When people think of protein they tend to only think of muscle but the humble protein does much more than that.
Protein can be found in both animal & plant food & provides the building blocks for every cell in the body. That’s right. . . all of them. In fact, proteins form an estimated 50% of our body’s dry weight!
Did someone say Lego?
Proteins are the end result of a specific pattern of building blocks called Amino Acids (AAs). There are a crazy number of proteins all made up of different combinations of AAs depending on the job they need to do (eg: muscle vs red blood cells vs brain cells).
When we consume protein, our bodies break it up into individual AAs & use these AAs to create the various proteins we need, just like Lego. In fact, our body is breaking down & rebuilding proteins all the time.
Essential vs non-essential
Of the 20 AAs we can make all but 9 internally. The 9 we can’t make are known as essential amino acids, you may have heard this phrase – food & supplement companies love to use them to market their products. To get these essential AAs we need to consume them in our diet, this is why they are called essential.

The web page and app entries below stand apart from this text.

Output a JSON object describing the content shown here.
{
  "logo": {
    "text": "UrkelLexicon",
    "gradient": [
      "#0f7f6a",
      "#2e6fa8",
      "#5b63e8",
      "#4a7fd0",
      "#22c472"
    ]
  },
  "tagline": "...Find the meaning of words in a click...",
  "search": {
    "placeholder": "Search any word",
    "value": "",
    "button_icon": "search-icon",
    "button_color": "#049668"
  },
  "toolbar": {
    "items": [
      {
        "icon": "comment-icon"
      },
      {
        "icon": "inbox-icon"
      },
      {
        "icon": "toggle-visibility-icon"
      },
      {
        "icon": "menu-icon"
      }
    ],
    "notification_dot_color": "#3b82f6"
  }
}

Sources of protein include lean animal products, nuts & seeds, beans & legumes, soy products & some grain/cereal products do contain protein but in amounts lower than other sources.
Animal, soy and quinoa products are ‘complete’ proteins which means they supply all 9 AAs whereas most other plant products do not. Don’t worry though, if you are vegetarian or vegan who doesn’t like these products you can get your essential AAs by combining plant sources. A well-known example is baked beans on toast.
Symptoms of protein deficiency include muscle loss, swelling/fluid build-up (Oedema), decelerated growth in children. Generally speaking, the western diet provides us with more than enough protein & deficiency is rare in these countries.
Ammonia is a byproduct of protein metabolism which is simply disposed off in your urine. As long as you don’t go crazy this doesn’t have any negative effects. However, if you eat too much protein on a regular basis it can put too much pressure on you kidneys & can lead to damage.
There is so much more I could say on proteins but I don’t want this post to get out of hand so I’ll stop now. There are all sorts of implications associated with high vs low protein intake that I’ll dig into in other posts in future.
I really hope you have found this post helpful & if you have any comments, questions or need clarification please leave a comment or send me an email. I’d love to hear from you.
Did you find this post useful?
Do you have any questions or anything else to add?
Would you be interested in a course on the chemistry of food for beginners where you will learn about food and what your body does to/with it? Register your interest via the contact form below.
Please leave a comment or send me an email, I’d love to hear from you.
I’d also love to know what you’d like to see in future posts. If you’d like me to write about something in particular, please leave a comment below or email me.
Thankyou so much for joining me for this post.